Everyone knows those emails that seem from your bank, but are not. These are called phishing emails. Criminals try to steal your identity or payment information. If you use the SPF, DKIM and DMARC authentication techniques, you prevent criminals from using your domain (email@example.com).
DMARC is a technique that validates the sending address and the sending server (platform where the mail is sent from). It reduces the SPAM score of your mailings as e-mail servers increasingly expect your mails to be properly secured. So this benefits your delivery.
DMARC stands for Domain-based Message Authentication, Reporting & Conformance. DMARC is the best guarantee against phishing because DMARC is a policy for requiring authentication. It is an extra guarantee that indicates that your mailings are protected with SPF and DKIM.
Structure of DMARC
DMARC consists of SPF (Sender Policy Framework) and DKIM (Domain Keys Identified Mail).
SPF stands for Sender Policy Framework and this technique ensures that a mailing that is sent on behalf of a sender (e.g. Spotler) is authorized by the owner or manager of the reply address (your organization). SPF is a part of the authentication technique DMARC.

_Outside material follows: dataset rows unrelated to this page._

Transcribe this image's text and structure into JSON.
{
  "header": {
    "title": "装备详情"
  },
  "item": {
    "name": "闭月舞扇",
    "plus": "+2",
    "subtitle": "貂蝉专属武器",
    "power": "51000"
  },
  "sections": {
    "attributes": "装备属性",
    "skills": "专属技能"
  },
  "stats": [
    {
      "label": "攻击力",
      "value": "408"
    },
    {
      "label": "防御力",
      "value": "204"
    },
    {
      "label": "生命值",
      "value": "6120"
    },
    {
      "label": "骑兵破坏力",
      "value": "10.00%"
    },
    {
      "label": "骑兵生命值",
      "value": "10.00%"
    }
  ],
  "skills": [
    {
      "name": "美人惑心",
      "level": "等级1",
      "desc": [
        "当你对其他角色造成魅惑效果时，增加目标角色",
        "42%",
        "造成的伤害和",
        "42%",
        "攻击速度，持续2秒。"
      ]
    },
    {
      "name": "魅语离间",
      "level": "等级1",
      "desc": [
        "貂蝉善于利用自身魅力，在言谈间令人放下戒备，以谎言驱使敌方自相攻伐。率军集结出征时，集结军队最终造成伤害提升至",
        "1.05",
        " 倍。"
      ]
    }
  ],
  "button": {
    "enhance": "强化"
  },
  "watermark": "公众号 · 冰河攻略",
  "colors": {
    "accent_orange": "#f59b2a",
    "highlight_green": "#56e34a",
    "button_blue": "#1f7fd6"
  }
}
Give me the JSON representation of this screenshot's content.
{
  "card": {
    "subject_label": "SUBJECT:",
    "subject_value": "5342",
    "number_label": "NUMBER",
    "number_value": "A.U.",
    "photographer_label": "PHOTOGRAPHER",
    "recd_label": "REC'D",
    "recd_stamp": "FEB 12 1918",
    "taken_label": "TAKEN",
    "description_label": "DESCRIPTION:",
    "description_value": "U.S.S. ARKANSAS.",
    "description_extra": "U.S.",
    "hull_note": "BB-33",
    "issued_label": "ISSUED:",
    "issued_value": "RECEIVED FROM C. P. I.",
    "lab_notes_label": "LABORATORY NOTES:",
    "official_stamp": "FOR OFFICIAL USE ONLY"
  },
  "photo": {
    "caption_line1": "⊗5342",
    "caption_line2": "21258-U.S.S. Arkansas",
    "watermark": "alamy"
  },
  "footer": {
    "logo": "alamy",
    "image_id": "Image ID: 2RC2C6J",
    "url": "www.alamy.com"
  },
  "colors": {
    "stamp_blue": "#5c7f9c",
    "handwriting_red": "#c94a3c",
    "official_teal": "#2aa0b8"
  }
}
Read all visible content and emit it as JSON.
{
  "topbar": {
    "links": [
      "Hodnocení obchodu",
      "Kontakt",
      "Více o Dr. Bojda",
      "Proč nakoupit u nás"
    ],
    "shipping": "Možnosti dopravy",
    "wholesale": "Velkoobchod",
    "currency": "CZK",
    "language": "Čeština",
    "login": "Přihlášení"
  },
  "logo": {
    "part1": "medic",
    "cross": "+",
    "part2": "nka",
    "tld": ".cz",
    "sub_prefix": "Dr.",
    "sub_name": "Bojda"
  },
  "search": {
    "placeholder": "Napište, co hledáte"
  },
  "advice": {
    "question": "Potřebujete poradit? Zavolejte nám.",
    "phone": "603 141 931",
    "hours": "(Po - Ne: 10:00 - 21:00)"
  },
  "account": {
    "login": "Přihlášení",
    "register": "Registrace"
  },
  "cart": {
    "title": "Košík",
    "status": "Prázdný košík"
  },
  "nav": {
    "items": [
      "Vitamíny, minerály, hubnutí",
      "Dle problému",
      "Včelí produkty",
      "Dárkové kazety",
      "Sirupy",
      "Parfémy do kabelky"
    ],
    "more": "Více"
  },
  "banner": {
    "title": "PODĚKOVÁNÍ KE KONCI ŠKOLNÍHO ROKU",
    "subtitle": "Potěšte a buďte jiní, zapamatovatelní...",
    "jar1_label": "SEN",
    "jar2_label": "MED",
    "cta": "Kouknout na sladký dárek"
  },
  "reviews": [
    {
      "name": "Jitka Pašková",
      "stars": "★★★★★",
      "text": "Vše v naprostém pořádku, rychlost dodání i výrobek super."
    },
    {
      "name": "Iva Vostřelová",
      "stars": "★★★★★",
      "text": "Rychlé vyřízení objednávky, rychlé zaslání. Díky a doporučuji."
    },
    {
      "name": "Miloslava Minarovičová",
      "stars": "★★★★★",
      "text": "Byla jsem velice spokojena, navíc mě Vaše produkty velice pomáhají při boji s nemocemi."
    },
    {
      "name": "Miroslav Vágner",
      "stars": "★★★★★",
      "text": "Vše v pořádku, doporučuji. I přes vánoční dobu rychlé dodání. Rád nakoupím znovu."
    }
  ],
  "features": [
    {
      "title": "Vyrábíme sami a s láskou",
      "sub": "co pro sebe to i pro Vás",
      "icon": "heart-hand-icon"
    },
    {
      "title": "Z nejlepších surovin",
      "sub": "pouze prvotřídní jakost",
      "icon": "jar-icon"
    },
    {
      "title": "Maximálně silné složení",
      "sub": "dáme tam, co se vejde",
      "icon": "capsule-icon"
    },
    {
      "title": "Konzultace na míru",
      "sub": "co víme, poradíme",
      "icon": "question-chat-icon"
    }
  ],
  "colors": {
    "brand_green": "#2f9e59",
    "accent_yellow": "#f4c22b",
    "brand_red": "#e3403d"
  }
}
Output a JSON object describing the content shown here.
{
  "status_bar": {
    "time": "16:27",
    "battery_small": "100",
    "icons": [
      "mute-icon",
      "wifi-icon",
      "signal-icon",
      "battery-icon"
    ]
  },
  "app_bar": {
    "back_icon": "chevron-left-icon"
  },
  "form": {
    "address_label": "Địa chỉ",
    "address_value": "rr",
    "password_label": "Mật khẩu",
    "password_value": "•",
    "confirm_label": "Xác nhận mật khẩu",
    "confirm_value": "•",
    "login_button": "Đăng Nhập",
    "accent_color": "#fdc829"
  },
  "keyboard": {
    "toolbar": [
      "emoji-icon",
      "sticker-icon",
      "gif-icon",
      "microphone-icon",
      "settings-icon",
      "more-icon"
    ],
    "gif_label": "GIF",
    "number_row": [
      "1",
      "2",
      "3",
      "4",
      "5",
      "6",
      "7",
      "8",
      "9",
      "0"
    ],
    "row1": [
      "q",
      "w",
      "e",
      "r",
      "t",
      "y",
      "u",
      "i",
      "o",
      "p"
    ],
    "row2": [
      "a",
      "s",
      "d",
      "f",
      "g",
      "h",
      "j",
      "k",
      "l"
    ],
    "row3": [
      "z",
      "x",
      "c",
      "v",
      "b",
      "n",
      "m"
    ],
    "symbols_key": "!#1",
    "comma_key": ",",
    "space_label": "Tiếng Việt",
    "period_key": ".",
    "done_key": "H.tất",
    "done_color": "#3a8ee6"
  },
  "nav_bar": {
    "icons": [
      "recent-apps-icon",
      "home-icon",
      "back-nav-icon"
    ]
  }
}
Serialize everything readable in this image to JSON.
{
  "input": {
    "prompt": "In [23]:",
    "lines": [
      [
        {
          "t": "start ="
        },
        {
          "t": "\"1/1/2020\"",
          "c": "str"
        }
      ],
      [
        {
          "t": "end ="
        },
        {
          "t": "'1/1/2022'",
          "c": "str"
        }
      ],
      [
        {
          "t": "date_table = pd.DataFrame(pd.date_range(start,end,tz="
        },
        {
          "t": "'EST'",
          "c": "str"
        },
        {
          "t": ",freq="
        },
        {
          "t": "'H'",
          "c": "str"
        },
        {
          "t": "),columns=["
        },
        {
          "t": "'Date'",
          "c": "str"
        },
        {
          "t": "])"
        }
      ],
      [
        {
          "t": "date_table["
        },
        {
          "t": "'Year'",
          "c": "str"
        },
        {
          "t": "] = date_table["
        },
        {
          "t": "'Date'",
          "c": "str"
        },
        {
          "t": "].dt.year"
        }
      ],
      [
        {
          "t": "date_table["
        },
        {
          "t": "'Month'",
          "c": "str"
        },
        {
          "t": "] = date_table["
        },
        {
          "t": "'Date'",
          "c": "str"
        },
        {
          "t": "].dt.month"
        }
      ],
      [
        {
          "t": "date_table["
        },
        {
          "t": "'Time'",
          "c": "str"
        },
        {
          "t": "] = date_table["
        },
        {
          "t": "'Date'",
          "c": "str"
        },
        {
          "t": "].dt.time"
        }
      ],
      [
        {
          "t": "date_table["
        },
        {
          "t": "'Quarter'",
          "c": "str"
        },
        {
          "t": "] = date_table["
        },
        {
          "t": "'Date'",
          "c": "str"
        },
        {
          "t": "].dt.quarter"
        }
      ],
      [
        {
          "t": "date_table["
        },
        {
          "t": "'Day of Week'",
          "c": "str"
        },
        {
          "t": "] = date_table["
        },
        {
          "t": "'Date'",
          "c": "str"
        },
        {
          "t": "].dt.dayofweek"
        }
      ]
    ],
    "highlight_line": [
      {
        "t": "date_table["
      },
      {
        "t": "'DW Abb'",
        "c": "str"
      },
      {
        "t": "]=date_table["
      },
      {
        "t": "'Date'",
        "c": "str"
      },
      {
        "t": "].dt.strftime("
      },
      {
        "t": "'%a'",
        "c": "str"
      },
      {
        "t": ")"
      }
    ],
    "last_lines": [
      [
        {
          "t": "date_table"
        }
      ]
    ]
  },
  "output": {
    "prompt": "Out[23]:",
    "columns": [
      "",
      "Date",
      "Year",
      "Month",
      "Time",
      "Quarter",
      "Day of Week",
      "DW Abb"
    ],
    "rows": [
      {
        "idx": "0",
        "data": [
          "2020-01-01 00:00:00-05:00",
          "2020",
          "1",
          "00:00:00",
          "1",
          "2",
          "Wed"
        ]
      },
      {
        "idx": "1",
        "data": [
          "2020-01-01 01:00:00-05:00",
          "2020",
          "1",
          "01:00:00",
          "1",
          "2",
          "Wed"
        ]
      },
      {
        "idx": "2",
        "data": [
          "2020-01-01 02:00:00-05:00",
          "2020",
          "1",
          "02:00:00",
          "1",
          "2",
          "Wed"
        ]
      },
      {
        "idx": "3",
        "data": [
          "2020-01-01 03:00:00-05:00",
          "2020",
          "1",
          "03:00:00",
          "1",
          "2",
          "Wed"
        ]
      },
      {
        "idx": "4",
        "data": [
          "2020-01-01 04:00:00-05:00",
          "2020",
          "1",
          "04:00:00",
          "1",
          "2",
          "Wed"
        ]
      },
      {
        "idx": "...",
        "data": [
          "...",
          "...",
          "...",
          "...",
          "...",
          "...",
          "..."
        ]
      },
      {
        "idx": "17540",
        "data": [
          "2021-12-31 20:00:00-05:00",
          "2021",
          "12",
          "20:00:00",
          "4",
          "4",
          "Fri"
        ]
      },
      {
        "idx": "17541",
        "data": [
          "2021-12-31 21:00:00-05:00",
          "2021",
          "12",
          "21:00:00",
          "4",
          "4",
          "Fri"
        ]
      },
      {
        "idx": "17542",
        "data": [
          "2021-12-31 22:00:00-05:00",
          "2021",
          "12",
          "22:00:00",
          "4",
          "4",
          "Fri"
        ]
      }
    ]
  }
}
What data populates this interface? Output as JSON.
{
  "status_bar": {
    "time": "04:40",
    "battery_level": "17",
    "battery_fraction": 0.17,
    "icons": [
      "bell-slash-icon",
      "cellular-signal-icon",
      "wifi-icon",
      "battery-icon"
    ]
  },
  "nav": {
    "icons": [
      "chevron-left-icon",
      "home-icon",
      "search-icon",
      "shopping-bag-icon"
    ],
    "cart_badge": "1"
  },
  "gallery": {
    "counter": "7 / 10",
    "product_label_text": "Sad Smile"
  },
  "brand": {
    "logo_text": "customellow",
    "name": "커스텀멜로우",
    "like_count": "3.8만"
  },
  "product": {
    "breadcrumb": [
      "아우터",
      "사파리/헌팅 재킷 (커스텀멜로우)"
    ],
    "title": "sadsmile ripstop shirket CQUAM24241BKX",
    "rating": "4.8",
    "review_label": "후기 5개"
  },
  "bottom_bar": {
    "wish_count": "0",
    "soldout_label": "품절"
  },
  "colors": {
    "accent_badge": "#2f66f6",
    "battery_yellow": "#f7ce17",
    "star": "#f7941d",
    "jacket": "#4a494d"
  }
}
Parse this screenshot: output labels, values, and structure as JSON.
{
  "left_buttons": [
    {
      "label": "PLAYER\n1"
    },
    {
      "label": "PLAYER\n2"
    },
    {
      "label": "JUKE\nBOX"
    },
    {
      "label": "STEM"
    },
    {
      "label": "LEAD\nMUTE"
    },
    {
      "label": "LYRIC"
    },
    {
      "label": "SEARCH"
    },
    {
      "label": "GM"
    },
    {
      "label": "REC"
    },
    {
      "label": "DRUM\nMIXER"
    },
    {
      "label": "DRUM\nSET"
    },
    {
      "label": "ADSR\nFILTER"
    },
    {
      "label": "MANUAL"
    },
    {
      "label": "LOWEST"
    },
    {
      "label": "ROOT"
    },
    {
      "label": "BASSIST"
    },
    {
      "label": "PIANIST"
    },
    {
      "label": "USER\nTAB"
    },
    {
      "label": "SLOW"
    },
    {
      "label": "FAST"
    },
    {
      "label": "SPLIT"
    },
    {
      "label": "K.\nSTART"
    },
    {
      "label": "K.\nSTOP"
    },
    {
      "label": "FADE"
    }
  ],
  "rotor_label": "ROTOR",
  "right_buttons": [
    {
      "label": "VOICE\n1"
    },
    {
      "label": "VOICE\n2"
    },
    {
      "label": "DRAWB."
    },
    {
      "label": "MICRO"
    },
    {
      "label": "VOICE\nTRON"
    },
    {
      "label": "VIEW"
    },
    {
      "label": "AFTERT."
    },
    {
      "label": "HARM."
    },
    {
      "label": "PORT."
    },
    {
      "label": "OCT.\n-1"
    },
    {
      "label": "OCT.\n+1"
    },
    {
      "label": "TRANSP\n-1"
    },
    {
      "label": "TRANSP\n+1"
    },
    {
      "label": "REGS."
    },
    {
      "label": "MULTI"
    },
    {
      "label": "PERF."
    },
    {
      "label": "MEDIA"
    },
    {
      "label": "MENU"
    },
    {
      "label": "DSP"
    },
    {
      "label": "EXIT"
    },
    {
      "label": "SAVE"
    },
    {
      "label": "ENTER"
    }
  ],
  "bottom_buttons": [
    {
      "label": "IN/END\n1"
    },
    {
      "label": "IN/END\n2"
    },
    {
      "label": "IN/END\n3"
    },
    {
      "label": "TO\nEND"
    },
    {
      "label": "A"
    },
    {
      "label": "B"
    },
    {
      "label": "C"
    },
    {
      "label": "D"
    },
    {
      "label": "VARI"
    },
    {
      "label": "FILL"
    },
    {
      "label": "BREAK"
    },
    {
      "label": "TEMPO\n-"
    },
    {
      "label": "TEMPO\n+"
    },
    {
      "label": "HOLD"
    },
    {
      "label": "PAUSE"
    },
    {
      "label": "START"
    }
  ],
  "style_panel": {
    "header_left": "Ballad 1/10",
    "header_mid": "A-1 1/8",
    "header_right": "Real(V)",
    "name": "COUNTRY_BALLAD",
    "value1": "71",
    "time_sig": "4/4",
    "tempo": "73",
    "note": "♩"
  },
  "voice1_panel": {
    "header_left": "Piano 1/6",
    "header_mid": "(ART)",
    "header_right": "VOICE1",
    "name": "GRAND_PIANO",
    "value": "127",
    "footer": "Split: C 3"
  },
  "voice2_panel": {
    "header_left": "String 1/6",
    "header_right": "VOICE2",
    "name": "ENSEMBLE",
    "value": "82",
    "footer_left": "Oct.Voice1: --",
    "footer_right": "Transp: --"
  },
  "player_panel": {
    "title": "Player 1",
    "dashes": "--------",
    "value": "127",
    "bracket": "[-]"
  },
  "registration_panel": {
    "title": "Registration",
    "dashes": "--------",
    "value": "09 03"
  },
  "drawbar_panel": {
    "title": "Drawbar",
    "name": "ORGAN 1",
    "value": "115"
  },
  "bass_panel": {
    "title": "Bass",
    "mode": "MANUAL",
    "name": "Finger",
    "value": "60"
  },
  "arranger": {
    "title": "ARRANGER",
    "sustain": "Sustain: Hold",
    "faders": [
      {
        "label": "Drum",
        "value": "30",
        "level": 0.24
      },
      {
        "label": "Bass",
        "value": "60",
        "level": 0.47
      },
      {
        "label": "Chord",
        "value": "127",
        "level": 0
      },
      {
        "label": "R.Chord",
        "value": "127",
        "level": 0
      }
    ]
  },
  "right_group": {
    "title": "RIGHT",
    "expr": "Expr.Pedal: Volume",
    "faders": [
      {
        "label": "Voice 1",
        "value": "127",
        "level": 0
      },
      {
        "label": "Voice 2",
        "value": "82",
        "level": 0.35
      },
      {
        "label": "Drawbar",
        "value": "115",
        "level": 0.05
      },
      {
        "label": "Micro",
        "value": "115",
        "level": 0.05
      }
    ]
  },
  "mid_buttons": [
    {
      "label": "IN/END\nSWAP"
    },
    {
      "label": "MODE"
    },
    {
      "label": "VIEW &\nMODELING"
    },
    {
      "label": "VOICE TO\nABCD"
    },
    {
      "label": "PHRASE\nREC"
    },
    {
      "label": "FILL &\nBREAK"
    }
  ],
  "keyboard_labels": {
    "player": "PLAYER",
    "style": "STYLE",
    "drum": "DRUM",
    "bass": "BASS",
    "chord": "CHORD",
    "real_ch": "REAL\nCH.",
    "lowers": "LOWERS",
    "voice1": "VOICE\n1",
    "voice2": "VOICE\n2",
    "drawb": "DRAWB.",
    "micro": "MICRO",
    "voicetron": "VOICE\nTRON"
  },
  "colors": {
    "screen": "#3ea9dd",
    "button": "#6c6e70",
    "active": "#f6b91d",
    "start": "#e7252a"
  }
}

With SPF you indicate that Spotler is authorized to send emails on behalf of your organization. A receiving mail server can check the SPF record in the DNS of the domain of your organization.
DKIM ensures that a digital signature and a key are added to your mailings. Your organization therefore 'endorses' that the email sent was actually sent in the name of your organization. A receiving mail server will always check this key in the DNS of your company's domain.
DMARC reports back to you
If mailings are sent without SPF and/or DKIM, DMARC will report this back to you. This gives you insight into -possible- abuse of your domain name. Depending on how DMARC is set up, the sent mail will be: